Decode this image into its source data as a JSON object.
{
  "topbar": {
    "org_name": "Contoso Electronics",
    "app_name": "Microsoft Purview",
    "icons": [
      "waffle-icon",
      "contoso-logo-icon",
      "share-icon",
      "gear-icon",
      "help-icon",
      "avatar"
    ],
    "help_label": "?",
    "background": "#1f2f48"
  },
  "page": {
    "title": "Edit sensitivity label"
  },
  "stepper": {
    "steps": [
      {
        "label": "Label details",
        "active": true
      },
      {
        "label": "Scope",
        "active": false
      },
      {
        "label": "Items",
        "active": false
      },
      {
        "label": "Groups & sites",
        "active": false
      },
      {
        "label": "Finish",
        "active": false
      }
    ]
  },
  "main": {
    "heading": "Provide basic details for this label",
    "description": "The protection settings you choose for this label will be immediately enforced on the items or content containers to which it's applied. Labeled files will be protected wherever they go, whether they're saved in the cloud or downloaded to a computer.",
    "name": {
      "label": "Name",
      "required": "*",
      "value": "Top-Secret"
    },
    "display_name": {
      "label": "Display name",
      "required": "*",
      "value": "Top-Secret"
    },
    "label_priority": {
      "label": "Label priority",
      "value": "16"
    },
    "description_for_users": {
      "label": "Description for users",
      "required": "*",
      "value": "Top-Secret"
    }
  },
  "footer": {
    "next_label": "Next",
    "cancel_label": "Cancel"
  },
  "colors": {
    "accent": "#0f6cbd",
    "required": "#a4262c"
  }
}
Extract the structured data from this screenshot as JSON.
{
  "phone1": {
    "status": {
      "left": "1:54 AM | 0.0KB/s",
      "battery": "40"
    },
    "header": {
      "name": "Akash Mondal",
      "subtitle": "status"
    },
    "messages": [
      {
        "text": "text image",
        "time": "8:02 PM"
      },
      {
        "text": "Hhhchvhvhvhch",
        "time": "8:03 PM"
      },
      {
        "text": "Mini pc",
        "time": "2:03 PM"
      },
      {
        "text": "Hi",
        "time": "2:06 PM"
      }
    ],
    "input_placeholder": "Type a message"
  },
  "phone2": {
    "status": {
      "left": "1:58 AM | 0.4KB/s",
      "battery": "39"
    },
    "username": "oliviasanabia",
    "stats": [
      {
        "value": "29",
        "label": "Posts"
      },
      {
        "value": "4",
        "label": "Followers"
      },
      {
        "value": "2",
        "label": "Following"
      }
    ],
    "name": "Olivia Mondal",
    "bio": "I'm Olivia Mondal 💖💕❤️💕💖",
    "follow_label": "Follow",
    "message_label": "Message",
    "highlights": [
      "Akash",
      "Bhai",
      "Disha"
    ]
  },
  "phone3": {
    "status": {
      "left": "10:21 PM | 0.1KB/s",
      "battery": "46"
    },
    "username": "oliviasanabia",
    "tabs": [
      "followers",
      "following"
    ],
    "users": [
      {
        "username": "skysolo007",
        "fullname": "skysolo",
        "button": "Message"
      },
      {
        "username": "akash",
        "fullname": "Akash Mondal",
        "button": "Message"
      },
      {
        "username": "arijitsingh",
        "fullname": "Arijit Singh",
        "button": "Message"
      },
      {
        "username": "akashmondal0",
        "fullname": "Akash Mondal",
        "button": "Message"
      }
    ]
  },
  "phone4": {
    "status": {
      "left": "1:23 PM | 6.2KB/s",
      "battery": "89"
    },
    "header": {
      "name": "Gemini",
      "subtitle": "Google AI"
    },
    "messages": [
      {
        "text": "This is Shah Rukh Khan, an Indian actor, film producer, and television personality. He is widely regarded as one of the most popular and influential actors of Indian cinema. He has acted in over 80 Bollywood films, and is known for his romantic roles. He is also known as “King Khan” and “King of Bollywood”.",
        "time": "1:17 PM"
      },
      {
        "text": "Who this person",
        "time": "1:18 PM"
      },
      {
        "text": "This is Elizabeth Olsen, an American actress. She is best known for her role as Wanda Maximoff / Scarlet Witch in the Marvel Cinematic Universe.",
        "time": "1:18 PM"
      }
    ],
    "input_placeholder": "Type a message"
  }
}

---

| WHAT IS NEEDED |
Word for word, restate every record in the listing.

| ANSWER BELOW |
Decode this image into its source data as a JSON object.
{
  "topbar": {
    "org_name": "Contoso Electronics",
    "app_name": "Microsoft Purview",
    "icons": [
      "waffle-icon",
      "contoso-logo-icon",
      "share-icon",
      "gear-icon",
      "help-icon",
      "avatar"
    ],
    "help_label": "?",
    "background": "#1f2f48"
  },
  "page": {
    "title": "Edit sensitivity label"
  },
  "stepper": {
    "steps": [
      {
        "label": "Label details",
        "active": true
      },
      {
        "label": "Scope",
        "active": false
      },
      {
        "label": "Items",
        "active": false
      },
      {
        "label": "Groups & sites",
        "active": false
      },
      {
        "label": "Finish",
        "active": false
      }
    ]
  },
  "main": {
    "heading": "Provide basic details for this label",
    "description": "The protection settings you choose for this label will be immediately enforced on the items or content containers to which it's applied. Labeled files will be protected wherever they go, whether they're saved in the cloud or downloaded to a computer.",
    "name": {
      "label": "Name",
      "required": "*",
      "value": "Top-Secret"
    },
    "display_name": {
      "label": "Display name",
      "required": "*",
      "value": "Top-Secret"
    },
    "label_priority": {
      "label": "Label priority",
      "value": "16"
    },
    "description_for_users": {
      "label": "Description for users",
      "required": "*",
      "value": "Top-Secret"
    }
  },
  "footer": {
    "next_label": "Next",
    "cancel_label": "Cancel"
  },
  "colors": {
    "accent": "#0f6cbd",
    "required": "#a4262c"
  }
}
Extract the structured data from this screenshot as JSON.
{
  "phone1": {
    "status": {
      "left": "1:54 AM | 0.0KB/s",
      "battery": "40"
    },
    "header": {
      "name": "Akash Mondal",
      "subtitle": "status"
    },
    "messages": [
      {
        "text": "text image",
        "time": "8:02 PM"
      },
      {
        "text": "Hhhchvhvhvhch",
        "time": "8:03 PM"
      },
      {
        "text": "Mini pc",
        "time": "2:03 PM"
      },
      {
        "text": "Hi",
        "time": "2:06 PM"
      }
    ],
    "input_placeholder": "Type a message"
  },
  "phone2": {
    "status": {
      "left": "1:58 AM | 0.4KB/s",
      "battery": "39"
    },
    "username": "oliviasanabia",
    "stats": [
      {
        "value": "29",
        "label": "Posts"
      },
      {
        "value": "4",
        "label": "Followers"
      },
      {
        "value": "2",
        "label": "Following"
      }
    ],
    "name": "Olivia Mondal",
    "bio": "I'm Olivia Mondal 💖💕❤️💕💖",
    "follow_label": "Follow",
    "message_label": "Message",
    "highlights": [
      "Akash",
      "Bhai",
      "Disha"
    ]
  },
  "phone3": {
    "status": {
      "left": "10:21 PM | 0.1KB/s",
      "battery": "46"
    },
    "username": "oliviasanabia",
    "tabs": [
      "followers",
      "following"
    ],
    "users": [
      {
        "username": "skysolo007",
        "fullname": "skysolo",
        "button": "Message"
      },
      {
        "username": "akash",
        "fullname": "Akash Mondal",
        "button": "Message"
      },
      {
        "username": "arijitsingh",
        "fullname": "Arijit Singh",
        "button": "Message"
      },
      {
        "username": "akashmondal0",
        "fullname": "Akash Mondal",
        "button": "Message"
      }
    ]
  },
  "phone4": {
    "status": {
      "left": "1:23 PM | 6.2KB/s",
      "battery": "89"
    },
    "header": {
      "name": "Gemini",
      "subtitle": "Google AI"
    },
    "messages": [
      {
        "text": "This is Shah Rukh Khan, an Indian actor, film producer, and television personality. He is widely regarded as one of the most popular and influential actors of Indian cinema. He has acted in over 80 Bollywood films, and is known for his romantic roles. He is also known as “King Khan” and “King of Bollywood”.",
        "time": "1:17 PM"
      },
      {
        "text": "Who this person",
        "time": "1:18 PM"
      },
      {
        "text": "This is Elizabeth Olsen, an American actress. She is best known for her role as Wanda Maximoff / Scarlet Witch in the Marvel Cinematic Universe.",
        "time": "1:18 PM"
      }
    ],
    "input_placeholder": "Type a message"
  }
}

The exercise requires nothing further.